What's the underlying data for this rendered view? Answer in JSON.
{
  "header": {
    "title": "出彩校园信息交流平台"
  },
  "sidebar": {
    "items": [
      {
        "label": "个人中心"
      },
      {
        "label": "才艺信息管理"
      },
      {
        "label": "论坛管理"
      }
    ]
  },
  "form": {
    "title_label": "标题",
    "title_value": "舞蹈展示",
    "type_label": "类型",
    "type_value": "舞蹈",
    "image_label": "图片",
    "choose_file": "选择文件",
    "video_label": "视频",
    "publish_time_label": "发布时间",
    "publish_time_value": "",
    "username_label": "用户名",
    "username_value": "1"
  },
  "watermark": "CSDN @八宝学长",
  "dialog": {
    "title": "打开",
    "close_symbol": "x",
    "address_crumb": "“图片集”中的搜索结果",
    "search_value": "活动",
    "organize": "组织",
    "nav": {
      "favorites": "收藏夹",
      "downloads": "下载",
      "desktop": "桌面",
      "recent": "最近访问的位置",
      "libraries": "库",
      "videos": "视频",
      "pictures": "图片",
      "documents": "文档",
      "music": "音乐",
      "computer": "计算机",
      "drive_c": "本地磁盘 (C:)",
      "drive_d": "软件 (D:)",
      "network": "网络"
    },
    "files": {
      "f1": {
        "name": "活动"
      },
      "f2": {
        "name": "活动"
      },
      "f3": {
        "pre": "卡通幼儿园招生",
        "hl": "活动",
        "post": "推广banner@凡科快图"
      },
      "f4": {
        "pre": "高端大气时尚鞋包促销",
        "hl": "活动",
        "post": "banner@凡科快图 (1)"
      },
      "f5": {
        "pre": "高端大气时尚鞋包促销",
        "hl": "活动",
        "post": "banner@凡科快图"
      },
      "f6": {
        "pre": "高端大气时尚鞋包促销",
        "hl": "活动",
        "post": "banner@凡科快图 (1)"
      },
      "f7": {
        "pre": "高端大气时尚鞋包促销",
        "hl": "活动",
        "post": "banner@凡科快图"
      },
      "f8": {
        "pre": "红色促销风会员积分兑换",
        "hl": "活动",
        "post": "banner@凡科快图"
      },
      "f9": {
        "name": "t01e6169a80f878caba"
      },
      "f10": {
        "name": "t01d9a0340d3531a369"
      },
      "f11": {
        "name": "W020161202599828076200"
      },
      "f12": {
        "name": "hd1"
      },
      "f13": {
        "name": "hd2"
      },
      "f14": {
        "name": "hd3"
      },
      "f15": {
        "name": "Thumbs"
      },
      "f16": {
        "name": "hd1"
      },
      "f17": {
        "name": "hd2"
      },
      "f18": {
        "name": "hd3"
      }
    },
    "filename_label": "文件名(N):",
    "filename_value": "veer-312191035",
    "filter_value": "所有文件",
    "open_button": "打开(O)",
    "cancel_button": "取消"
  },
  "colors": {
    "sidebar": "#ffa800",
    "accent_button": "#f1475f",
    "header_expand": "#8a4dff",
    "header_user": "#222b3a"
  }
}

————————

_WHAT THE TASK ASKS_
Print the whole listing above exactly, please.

_PROBLEM SOLUTION_
What's the underlying data for this rendered view? Answer in JSON.
{
  "header": {
    "title": "出彩校园信息交流平台"
  },
  "sidebar": {
    "items": [
      {
        "label": "个人中心"
      },
      {
        "label": "才艺信息管理"
      },
      {
        "label": "论坛管理"
      }
    ]
  },
  "form": {
    "title_label": "标题",
    "title_value": "舞蹈展示",
    "type_label": "类型",
    "type_value": "舞蹈",
    "image_label": "图片",
    "choose_file": "选择文件",
    "video_label": "视频",
    "publish_time_label": "发布时间",
    "publish_time_value": "",
    "username_label": "用户名",
    "username_value": "1"
  },
  "watermark": "CSDN @八宝学长",
  "dialog": {
    "title": "打开",
    "close_symbol": "x",
    "address_crumb": "“图片集”中的搜索结果",
    "search_value": "活动",
    "organize": "组织",
    "nav": {
      "favorites": "收藏夹",
      "downloads": "下载",
      "desktop": "桌面",
      "recent": "最近访问的位置",
      "libraries": "库",
      "videos": "视频",
      "pictures": "图片",
      "documents": "文档",
      "music": "音乐",
      "computer": "计算机",
      "drive_c": "本地磁盘 (C:)",
      "drive_d": "软件 (D:)",
      "network": "网络"
    },
    "files": {
      "f1": {
        "name": "活动"
      },
      "f2": {
        "name": "活动"
      },
      "f3": {
        "pre": "卡通幼儿园招生",
        "hl": "活动",
        "post": "推广banner@凡科快图"
      },
      "f4": {
        "pre": "高端大气时尚鞋包促销",
        "hl": "活动",
        "post": "banner@凡科快图 (1)"
      },
      "f5": {
        "pre": "高端大气时尚鞋包促销",
        "hl": "活动",
        "post": "banner@凡科快图"
      },
      "f6": {
        "pre": "高端大气时尚鞋包促销",
        "hl": "活动",
        "post": "banner@凡科快图 (1)"
      },
      "f7": {
        "pre": "高端大气时尚鞋包促销",
        "hl": "活动",
        "post": "banner@凡科快图"
      },
      "f8": {
        "pre": "红色促销风会员积分兑换",
        "hl": "活动",
        "post": "banner@凡科快图"
      },
      "f9": {
        "name": "t01e6169a80f878caba"
      },
      "f10": {
        "name": "t01d9a0340d3531a369"
      },
      "f11": {
        "name": "W020161202599828076200"
      },
      "f12": {
        "name": "hd1"
      },
      "f13": {
        "name": "hd2"
      },
      "f14": {
        "name": "hd3"
      },
      "f15": {
        "name": "Thumbs"
      },
      "f16": {
        "name": "hd1"
      },
      "f17": {
        "name": "hd2"
      },
      "f18": {
        "name": "hd3"
      }
    },
    "filename_label": "文件名(N):",
    "filename_value": "veer-312191035",
    "filter_value": "所有文件",
    "open_button": "打开(O)",
    "cancel_button": "取消"
  },
  "colors": {
    "sidebar": "#ffa800",
    "accent_button": "#f1475f",
    "header_expand": "#8a4dff",
    "header_user": "#222b3a"
  }
}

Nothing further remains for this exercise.